▶ **Data extract**
----

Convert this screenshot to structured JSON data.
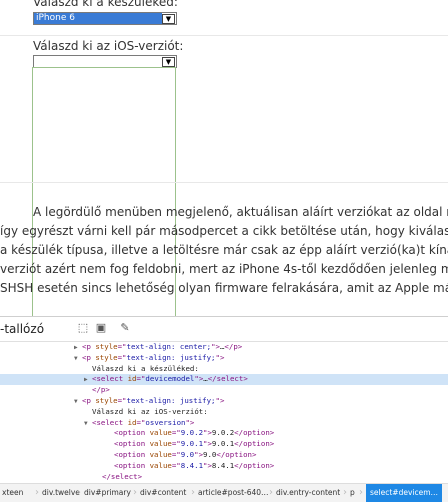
{
  "page": {
    "device_label": "Válaszd ki a készüléked:",
    "device_selected": "iPhone 6",
    "ios_label": "Válaszd ki az iOS-verziót:",
    "paragraph_lines": [
      "A legördülő menüben megjelenő, aktuálisan aláírt verziókat az oldal röptében ke",
      "így egyrészt várni kell pár másodpercet a cikk betöltése után, hogy kiválasztható",
      "a készülék típusa, illetve a letöltésre már csak az épp aláírt verzió(ka)t kínálja fel.",
      "verziót azért nem fog feldobni, mert az iPhone 4s-től kezdődően jelenleg még",
      "SHSH esetén sincs lehetőség olyan firmware felrakására, amit az Apple már nem"
    ]
  },
  "devtools": {
    "title": "-tallózó",
    "dom_rows": [
      {
        "indent": 74,
        "tri": "▶",
        "parts": [
          [
            "tag",
            "<p "
          ],
          [
            "attr",
            "style"
          ],
          [
            "tag",
            "=\""
          ],
          [
            "val",
            "text-align: center;"
          ],
          [
            "tag",
            "\">"
          ],
          [
            "txt",
            "…"
          ],
          [
            "tag",
            "</p>"
          ]
        ]
      },
      {
        "indent": 74,
        "tri": "▼",
        "parts": [
          [
            "tag",
            "<p "
          ],
          [
            "attr",
            "style"
          ],
          [
            "tag",
            "=\""
          ],
          [
            "val",
            "text-align: justify;"
          ],
          [
            "tag",
            "\">"
          ]
        ]
      },
      {
        "indent": 84,
        "tri": "",
        "parts": [
          [
            "txt",
            "Válaszd ki a készüléked:"
          ]
        ]
      },
      {
        "indent": 84,
        "tri": "▶",
        "sel": true,
        "parts": [
          [
            "tag",
            "<select "
          ],
          [
            "attr",
            "id"
          ],
          [
            "tag",
            "=\""
          ],
          [
            "val",
            "devicemodel"
          ],
          [
            "tag",
            "\">"
          ],
          [
            "txt",
            "…"
          ],
          [
            "tag",
            "</select>"
          ]
        ]
      },
      {
        "indent": 84,
        "tri": "",
        "parts": [
          [
            "tag",
            "</p>"
          ]
        ]
      },
      {
        "indent": 74,
        "tri": "▼",
        "parts": [
          [
            "tag",
            "<p "
          ],
          [
            "attr",
            "style"
          ],
          [
            "tag",
            "=\""
          ],
          [
            "val",
            "text-align: justify;"
          ],
          [
            "tag",
            "\">"
          ]
        ]
      },
      {
        "indent": 84,
        "tri": "",
        "parts": [
          [
            "txt",
            "Válaszd ki az iOS-verziót:"
          ]
        ]
      },
      {
        "indent": 84,
        "tri": "▼",
        "parts": [
          [
            "tag",
            "<select "
          ],
          [
            "attr",
            "id"
          ],
          [
            "tag",
            "=\""
          ],
          [
            "val",
            "osversion"
          ],
          [
            "tag",
            "\">"
          ]
        ]
      },
      {
        "indent": 106,
        "tri": "",
        "parts": [
          [
            "tag",
            "<option "
          ],
          [
            "attr",
            "value"
          ],
          [
            "tag",
            "=\""
          ],
          [
            "val",
            "9.0.2"
          ],
          [
            "tag",
            "\">"
          ],
          [
            "txt",
            "9.0.2"
          ],
          [
            "tag",
            "</option>"
          ]
        ]
      },
      {
        "indent": 106,
        "tri": "",
        "parts": [
          [
            "tag",
            "<option "
          ],
          [
            "attr",
            "value"
          ],
          [
            "tag",
            "=\""
          ],
          [
            "val",
            "9.0.1"
          ],
          [
            "tag",
            "\">"
          ],
          [
            "txt",
            "9.0.1"
          ],
          [
            "tag",
            "</option>"
          ]
        ]
      },
      {
        "indent": 106,
        "tri": "",
        "parts": [
          [
            "tag",
            "<option "
          ],
          [
            "attr",
            "value"
          ],
          [
            "tag",
            "=\""
          ],
          [
            "val",
            "9.0"
          ],
          [
            "tag",
            "\">"
          ],
          [
            "txt",
            "9.0"
          ],
          [
            "tag",
            "</option>"
          ]
        ]
      },
      {
        "indent": 106,
        "tri": "",
        "parts": [
          [
            "tag",
            "<option "
          ],
          [
            "attr",
            "value"
          ],
          [
            "tag",
            "=\""
          ],
          [
            "val",
            "8.4.1"
          ],
          [
            "tag",
            "\">"
          ],
          [
            "txt",
            "8.4.1"
          ],
          [
            "tag",
            "</option>"
          ]
        ]
      },
      {
        "indent": 94,
        "tri": "",
        "parts": [
          [
            "tag",
            "</select>"
          ]
        ]
      }
    ],
    "breadcrumbs": [
      "xteen",
      "div.twelve",
      "div#primary",
      "div#content",
      "article#post-640…",
      "div.entry-content",
      "p",
      "select#devicem…"
    ]
  }
}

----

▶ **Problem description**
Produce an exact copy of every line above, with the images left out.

▶ **Completed exercise**
Convert this screenshot to structured JSON data.
{
  "page": {
    "device_label": "Válaszd ki a készüléked:",
    "device_selected": "iPhone 6",
    "ios_label": "Válaszd ki az iOS-verziót:",
    "paragraph_lines": [
      "A legördülő menüben megjelenő, aktuálisan aláírt verziókat az oldal röptében ke",
      "így egyrészt várni kell pár másodpercet a cikk betöltése után, hogy kiválasztható",
      "a készülék típusa, illetve a letöltésre már csak az épp aláírt verzió(ka)t kínálja fel.",
      "verziót azért nem fog feldobni, mert az iPhone 4s-től kezdődően jelenleg még",
      "SHSH esetén sincs lehetőség olyan firmware felrakására, amit az Apple már nem"
    ]
  },
  "devtools": {
    "title": "-tallózó",
    "dom_rows": [
      {
        "indent": 74,
        "tri": "▶",
        "parts": [
          [
            "tag",
            "<p "
          ],
          [
            "attr",
            "style"
          ],
          [
            "tag",
            "=\""
          ],
          [
            "val",
            "text-align: center;"
          ],
          [
            "tag",
            "\">"
          ],
          [
            "txt",
            "…"
          ],
          [
            "tag",
            "</p>"
          ]
        ]
      },
      {
        "indent": 74,
        "tri": "▼",
        "parts": [
          [
            "tag",
            "<p "
          ],
          [
            "attr",
            "style"
          ],
          [
            "tag",
            "=\""
          ],
          [
            "val",
            "text-align: justify;"
          ],
          [
            "tag",
            "\">"
          ]
        ]
      },
      {
        "indent": 84,
        "tri": "",
        "parts": [
          [
            "txt",
            "Válaszd ki a készüléked:"
          ]
        ]
      },
      {
        "indent": 84,
        "tri": "▶",
        "sel": true,
        "parts": [
          [
            "tag",
            "<select "
          ],
          [
            "attr",
            "id"
          ],
          [
            "tag",
            "=\""
          ],
          [
            "val",
            "devicemodel"
          ],
          [
            "tag",
            "\">"
          ],
          [
            "txt",
            "…"
          ],
          [
            "tag",
            "</select>"
          ]
        ]
      },
      {
        "indent": 84,
        "tri": "",
        "parts": [
          [
            "tag",
            "</p>"
          ]
        ]
      },
      {
        "indent": 74,
        "tri": "▼",
        "parts": [
          [
            "tag",
            "<p "
          ],
          [
            "attr",
            "style"
          ],
          [
            "tag",
            "=\""
          ],
          [
            "val",
            "text-align: justify;"
          ],
          [
            "tag",
            "\">"
          ]
        ]
      },
      {
        "indent": 84,
        "tri": "",
        "parts": [
          [
            "txt",
            "Válaszd ki az iOS-verziót:"
          ]
        ]
      },
      {
        "indent": 84,
        "tri": "▼",
        "parts": [
          [
            "tag",
            "<select "
          ],
          [
            "attr",
            "id"
          ],
          [
            "tag",
            "=\""
          ],
          [
            "val",
            "osversion"
          ],
          [
            "tag",
            "\">"
          ]
        ]
      },
      {
        "indent": 106,
        "tri": "",
        "parts": [
          [
            "tag",
            "<option "
          ],
          [
            "attr",
            "value"
          ],
          [
            "tag",
            "=\""
          ],
          [
            "val",
            "9.0.2"
          ],
          [
            "tag",
            "\">"
          ],
          [
            "txt",
            "9.0.2"
          ],
          [
            "tag",
            "</option>"
          ]
        ]
      },
      {
        "indent": 106,
        "tri": "",
        "parts": [
          [
            "tag",
            "<option "
          ],
          [
            "attr",
            "value"
          ],
          [
            "tag",
            "=\""
          ],
          [
            "val",
            "9.0.1"
          ],
          [
            "tag",
            "\">"
          ],
          [
            "txt",
            "9.0.1"
          ],
          [
            "tag",
            "</option>"
          ]
        ]
      },
      {
        "indent": 106,
        "tri": "",
        "parts": [
          [
            "tag",
            "<option "
          ],
          [
            "attr",
            "value"
          ],
          [
            "tag",
            "=\""
          ],
          [
            "val",
            "9.0"
          ],
          [
            "tag",
            "\">"
          ],
          [
            "txt",
            "9.0"
          ],
          [
            "tag",
            "</option>"
          ]
        ]
      },
      {
        "indent": 106,
        "tri": "",
        "parts": [
          [
            "tag",
            "<option "
          ],
          [
            "attr",
            "value"
          ],
          [
            "tag",
            "=\""
          ],
          [
            "val",
            "8.4.1"
          ],
          [
            "tag",
            "\">"
          ],
          [
            "txt",
            "8.4.1"
          ],
          [
            "tag",
            "</option>"
          ]
        ]
      },
      {
        "indent": 94,
        "tri": "",
        "parts": [
          [
            "tag",
            "</select>"
          ]
        ]
      }
    ],
    "breadcrumbs": [
      "xteen",
      "div.twelve",
      "div#primary",
      "div#content",
      "article#post-640…",
      "div.entry-content",
      "p",
      "select#devicem…"
    ]
  }
}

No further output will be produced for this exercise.